Michael Halpern, deputy director of the Center for Science and Democracy at the Union of Concerned Scientists, wrote in a Saturday blog post that CDC staff “took the unusual and unfortunate step of canceling a conference on climate change and public health even before the inauguration.”
American Public Health Association Executive Director Georges Benjamin told the Washington Post that agency officials decided to preemptively call off the January 23 event, rather than risk running afoul of an incoming president who has repeatedly called climate change a “hoax” and has nominated climate change skeptics to his cabinet.
In most countries of the world, climate change is taken seriously by policymakers and the public and isn’t getting scrubbed from websites by government officials. In a Pew Research Center survey published in August, climate change was cited as second-leading national security threat around the world. ISIS was named as the top threat in a total of 18 countries surveyed, while global climate change was listed as the top-most national security threat in 13 countries.
Earlier this year, Sherri Goodman, senior fellow at the Wilson Center Environmental Change and Security Program and Polar Initiative and former deputy under secretary of defense for environmental security, told U.S. lawmakers the world is witnessing a large number of refugees, perhaps even more than after World War II, a trend that has been “exacerbated by climate change” and one that poses a national security threat.

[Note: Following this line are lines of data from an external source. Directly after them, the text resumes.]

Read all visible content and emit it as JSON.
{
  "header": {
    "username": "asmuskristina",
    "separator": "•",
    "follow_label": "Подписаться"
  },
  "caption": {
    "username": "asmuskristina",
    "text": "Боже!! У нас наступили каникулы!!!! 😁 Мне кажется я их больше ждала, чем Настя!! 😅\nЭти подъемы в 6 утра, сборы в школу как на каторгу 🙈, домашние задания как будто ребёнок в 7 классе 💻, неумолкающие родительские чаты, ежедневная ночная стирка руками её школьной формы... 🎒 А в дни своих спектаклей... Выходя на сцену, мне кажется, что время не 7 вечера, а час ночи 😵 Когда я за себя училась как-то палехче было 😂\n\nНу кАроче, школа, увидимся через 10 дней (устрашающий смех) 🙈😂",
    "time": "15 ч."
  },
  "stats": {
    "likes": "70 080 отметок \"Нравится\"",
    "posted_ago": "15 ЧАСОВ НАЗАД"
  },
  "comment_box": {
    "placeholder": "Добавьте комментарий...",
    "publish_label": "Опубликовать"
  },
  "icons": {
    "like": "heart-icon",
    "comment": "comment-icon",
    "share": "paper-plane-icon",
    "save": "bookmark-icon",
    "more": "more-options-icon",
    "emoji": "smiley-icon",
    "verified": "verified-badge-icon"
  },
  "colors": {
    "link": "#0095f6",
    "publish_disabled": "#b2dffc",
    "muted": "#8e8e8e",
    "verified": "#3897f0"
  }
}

Ten years ago, Goodman coined the term “threat multiplier” to describe how climate change creates situations like years-long droughts that may help to spur civil conflict or stronger hurricanes that damage ships at sea. “I believe that climate change is acting as a threat multiplier that will lead to whole wave of climate refugees that we are now experiencing and that will continue to grow in future years with sea level rise, extreme weather events, and increased drought,” she said in her testimony.